- TASK OBJECTIVE -
Within the material below, count how many lines contain "categories". Answer with only that number.

- RECORDS FOR THIS TASK -
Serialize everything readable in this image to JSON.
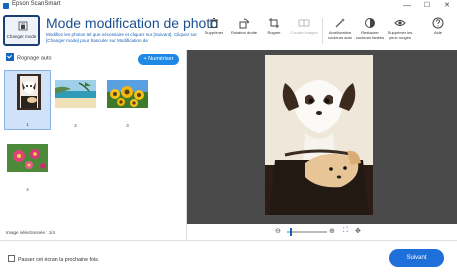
{
  "window": {
    "title": "Epson ScanSmart",
    "minimize": "—",
    "maximize": "☐",
    "close": "✕"
  },
  "toolbar": {
    "change_mode": "Changer mode",
    "heading": "Mode modification de photo",
    "description": "Modifiez les photos tel que nécessaire et cliquez sur [Suivant]. Cliquez sur [Changer mode] pour basculer sur Modification de",
    "tools": [
      {
        "label": "Supprimer"
      },
      {
        "label": "Rotation droite"
      },
      {
        "label": "Rogner"
      },
      {
        "label": "Coudre images"
      },
      {
        "label": "Amélioration couleurs auto"
      },
      {
        "label": "Restaurer couleurs fanées"
      },
      {
        "label": "Supprimer les yeux rouges"
      },
      {
        "label": "Aide"
      }
    ]
  },
  "left": {
    "crop_auto": "Rognage auto",
    "scan_button": "+ Numériser",
    "thumbnails": [
      {
        "num": "1",
        "selected": true
      },
      {
        "num": "2",
        "selected": false
      },
      {
        "num": "3",
        "selected": false
      },
      {
        "num": "4",
        "selected": false
      }
    ],
    "footer": "Image sélectionnée : 1/4"
  },
  "zoom": {
    "minus": "⊖",
    "plus": "⊕",
    "fit": "⛶",
    "expand": "✥"
  },
  "bottom": {
    "skip_label": "Passer cet écran la prochaine fois.",
    "next_button": "Suivant"
  }
}
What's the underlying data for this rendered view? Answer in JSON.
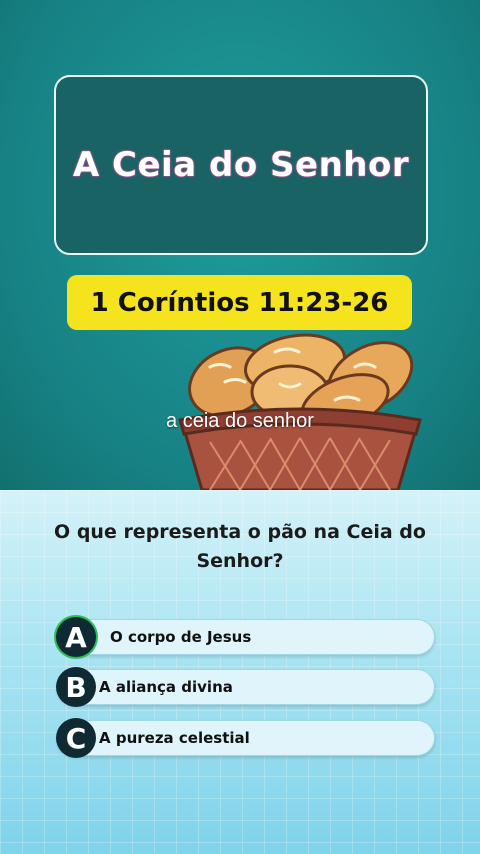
{
  "header": {
    "title": "A Ceia do Senhor",
    "reference": "1 Coríntios 11:23-26"
  },
  "overlay_caption": "a ceia do senhor",
  "illustration": {
    "icon": "bread-basket-icon"
  },
  "quiz": {
    "question": "O que representa o pão na Ceia do Senhor?",
    "options": [
      {
        "letter": "A",
        "text": "O corpo de Jesus"
      },
      {
        "letter": "B",
        "text": "A aliança divina"
      },
      {
        "letter": "C",
        "text": "A pureza celestial"
      }
    ]
  },
  "colors": {
    "teal": "#198a8c",
    "yellow": "#f5e31e",
    "dark_box": "#1a6364",
    "option_bg": "#dff5fb"
  }
}
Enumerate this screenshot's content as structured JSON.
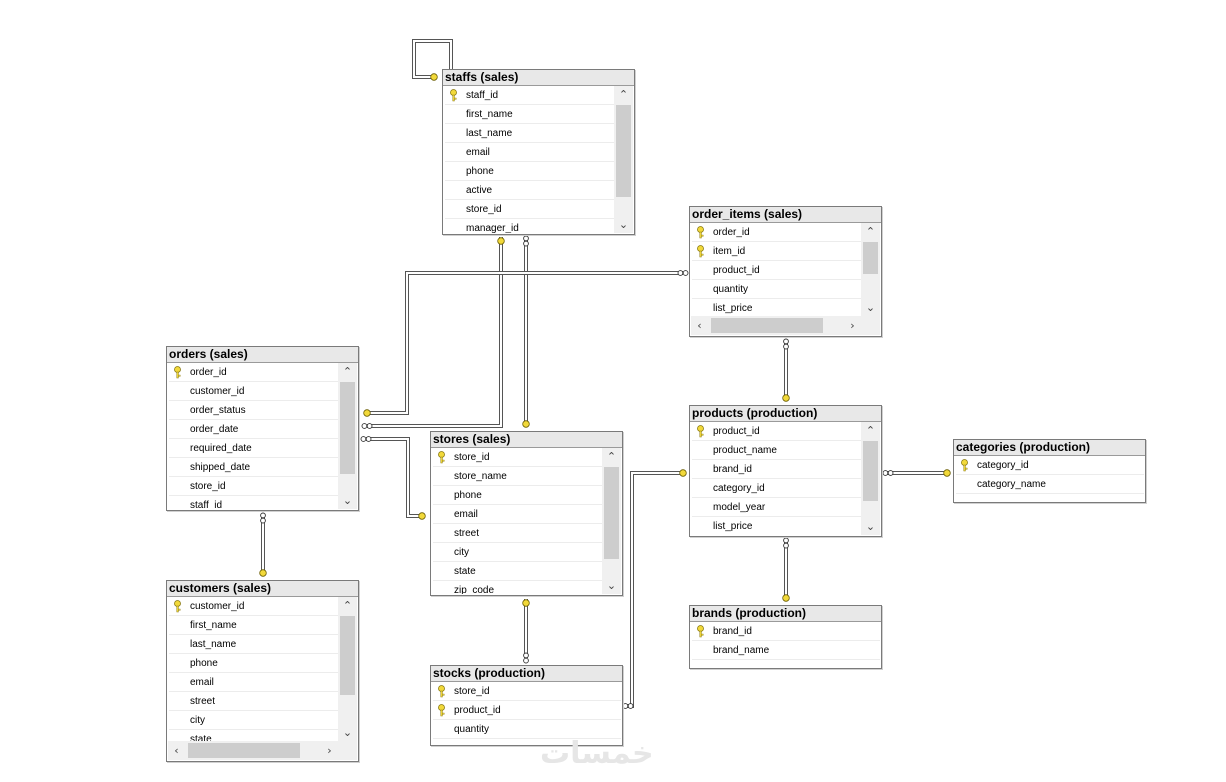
{
  "tables": [
    {
      "id": "staffs",
      "title": "staffs (sales)",
      "columns": [
        {
          "name": "staff_id",
          "key": true
        },
        {
          "name": "first_name"
        },
        {
          "name": "last_name"
        },
        {
          "name": "email"
        },
        {
          "name": "phone"
        },
        {
          "name": "active"
        },
        {
          "name": "store_id"
        },
        {
          "name": "manager_id"
        }
      ]
    },
    {
      "id": "order_items",
      "title": "order_items (sales)",
      "columns": [
        {
          "name": "order_id",
          "key": true
        },
        {
          "name": "item_id",
          "key": true
        },
        {
          "name": "product_id"
        },
        {
          "name": "quantity"
        },
        {
          "name": "list_price"
        }
      ]
    },
    {
      "id": "orders",
      "title": "orders (sales)",
      "columns": [
        {
          "name": "order_id",
          "key": true
        },
        {
          "name": "customer_id"
        },
        {
          "name": "order_status"
        },
        {
          "name": "order_date"
        },
        {
          "name": "required_date"
        },
        {
          "name": "shipped_date"
        },
        {
          "name": "store_id"
        },
        {
          "name": "staff_id"
        }
      ]
    },
    {
      "id": "stores",
      "title": "stores (sales)",
      "columns": [
        {
          "name": "store_id",
          "key": true
        },
        {
          "name": "store_name"
        },
        {
          "name": "phone"
        },
        {
          "name": "email"
        },
        {
          "name": "street"
        },
        {
          "name": "city"
        },
        {
          "name": "state"
        },
        {
          "name": "zip_code"
        }
      ]
    },
    {
      "id": "products",
      "title": "products (production)",
      "columns": [
        {
          "name": "product_id",
          "key": true
        },
        {
          "name": "product_name"
        },
        {
          "name": "brand_id"
        },
        {
          "name": "category_id"
        },
        {
          "name": "model_year"
        },
        {
          "name": "list_price"
        }
      ]
    },
    {
      "id": "categories",
      "title": "categories (production)",
      "columns": [
        {
          "name": "category_id",
          "key": true
        },
        {
          "name": "category_name"
        }
      ]
    },
    {
      "id": "customers",
      "title": "customers (sales)",
      "columns": [
        {
          "name": "customer_id",
          "key": true
        },
        {
          "name": "first_name"
        },
        {
          "name": "last_name"
        },
        {
          "name": "phone"
        },
        {
          "name": "email"
        },
        {
          "name": "street"
        },
        {
          "name": "city"
        },
        {
          "name": "state"
        }
      ]
    },
    {
      "id": "brands",
      "title": "brands (production)",
      "columns": [
        {
          "name": "brand_id",
          "key": true
        },
        {
          "name": "brand_name"
        }
      ]
    },
    {
      "id": "stocks",
      "title": "stocks (production)",
      "columns": [
        {
          "name": "store_id",
          "key": true
        },
        {
          "name": "product_id",
          "key": true
        },
        {
          "name": "quantity"
        }
      ]
    }
  ],
  "colors": {
    "key": "#f2d93a",
    "line": "#555555"
  },
  "watermark": "خمسات"
}
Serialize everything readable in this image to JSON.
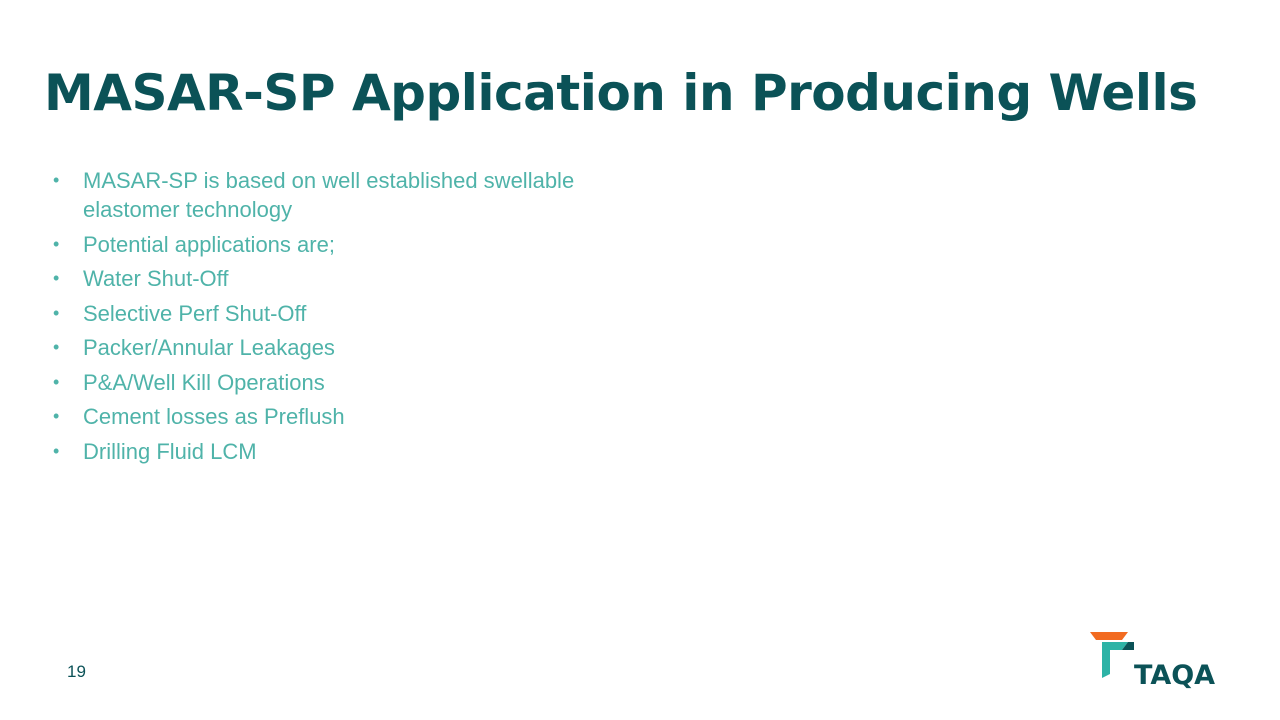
{
  "slide": {
    "title": "MASAR-SP Application in Producing Wells",
    "bullets": [
      "MASAR-SP is based on well established swellable elastomer technology",
      "Potential applications are;",
      "Water Shut-Off",
      "Selective Perf Shut-Off",
      "Packer/Annular Leakages",
      "P&A/Well Kill Operations",
      "Cement losses as Preflush",
      "Drilling Fluid LCM"
    ],
    "bullet_symbol": "•",
    "page_number": "19"
  },
  "logo": {
    "text": "TAQA",
    "icon": "taqa-logo-icon",
    "colors": {
      "orange": "#f26b21",
      "teal": "#2db3a6",
      "dark": "#0b5257"
    }
  },
  "colors": {
    "title": "#0b5257",
    "body_text": "#4fb3a9",
    "background": "#ffffff"
  }
}
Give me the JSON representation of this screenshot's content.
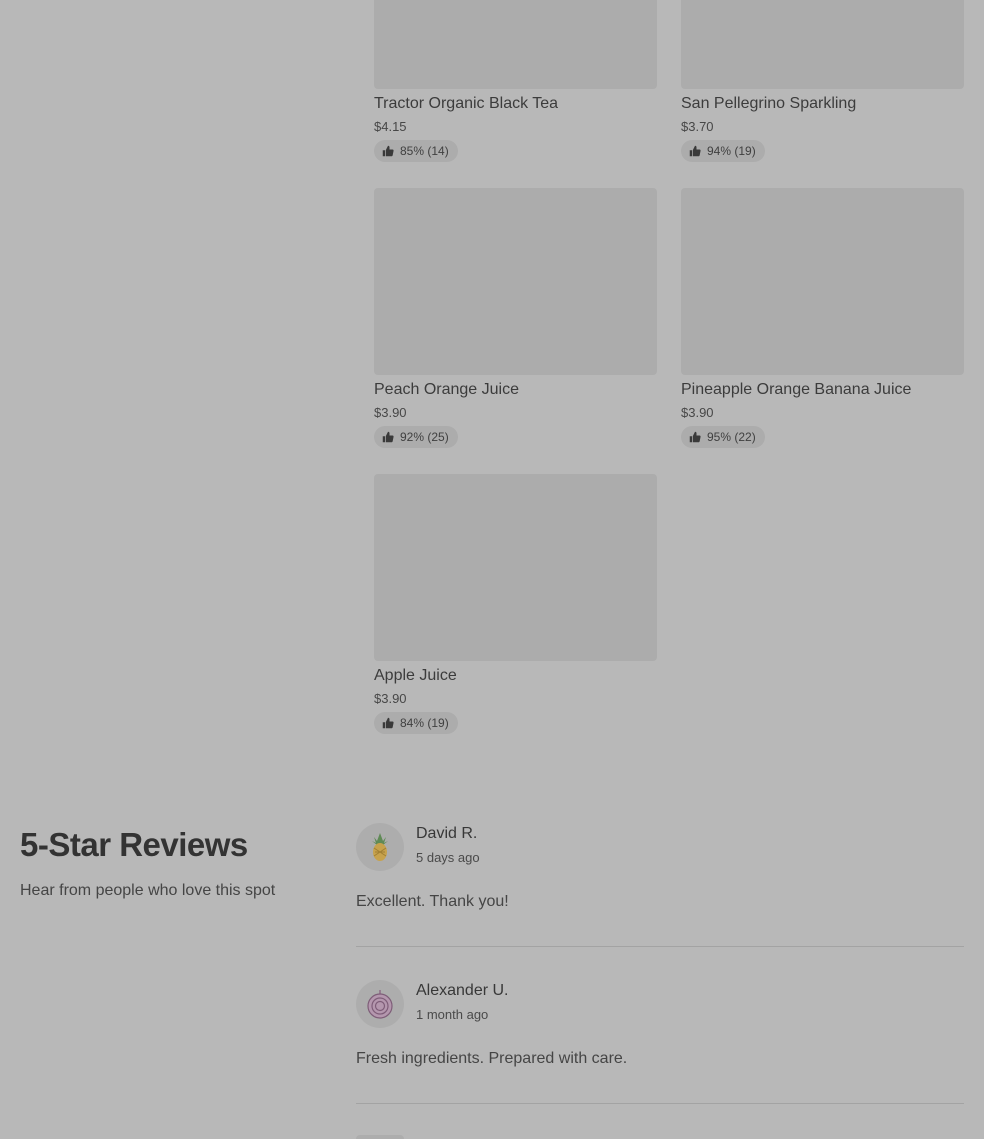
{
  "menu_items": [
    {
      "name": "Tractor Organic Black Tea",
      "price": "$4.15",
      "rating": "85% (14)"
    },
    {
      "name": "San Pellegrino Sparkling",
      "price": "$3.70",
      "rating": "94% (19)"
    },
    {
      "name": "Peach Orange Juice",
      "price": "$3.90",
      "rating": "92% (25)"
    },
    {
      "name": "Pineapple Orange Banana Juice",
      "price": "$3.90",
      "rating": "95% (22)"
    },
    {
      "name": "Apple Juice",
      "price": "$3.90",
      "rating": "84% (19)"
    }
  ],
  "rating_icon": "thumbs-up-icon",
  "reviews_section": {
    "title": "5-Star Reviews",
    "subtitle": "Hear from people who love this spot"
  },
  "reviews": [
    {
      "author": "David R.",
      "date": "5 days ago",
      "text": "Excellent. Thank you!",
      "avatar_icon": "pineapple-icon"
    },
    {
      "author": "Alexander U.",
      "date": "1 month ago",
      "text": "Fresh ingredients. Prepared with care.",
      "avatar_icon": "onion-icon"
    }
  ],
  "colors": {
    "background": "#b8b8b8",
    "placeholder": "#acacac",
    "divider": "#a3a3a3"
  }
}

- SOLVED PROBLEM -
2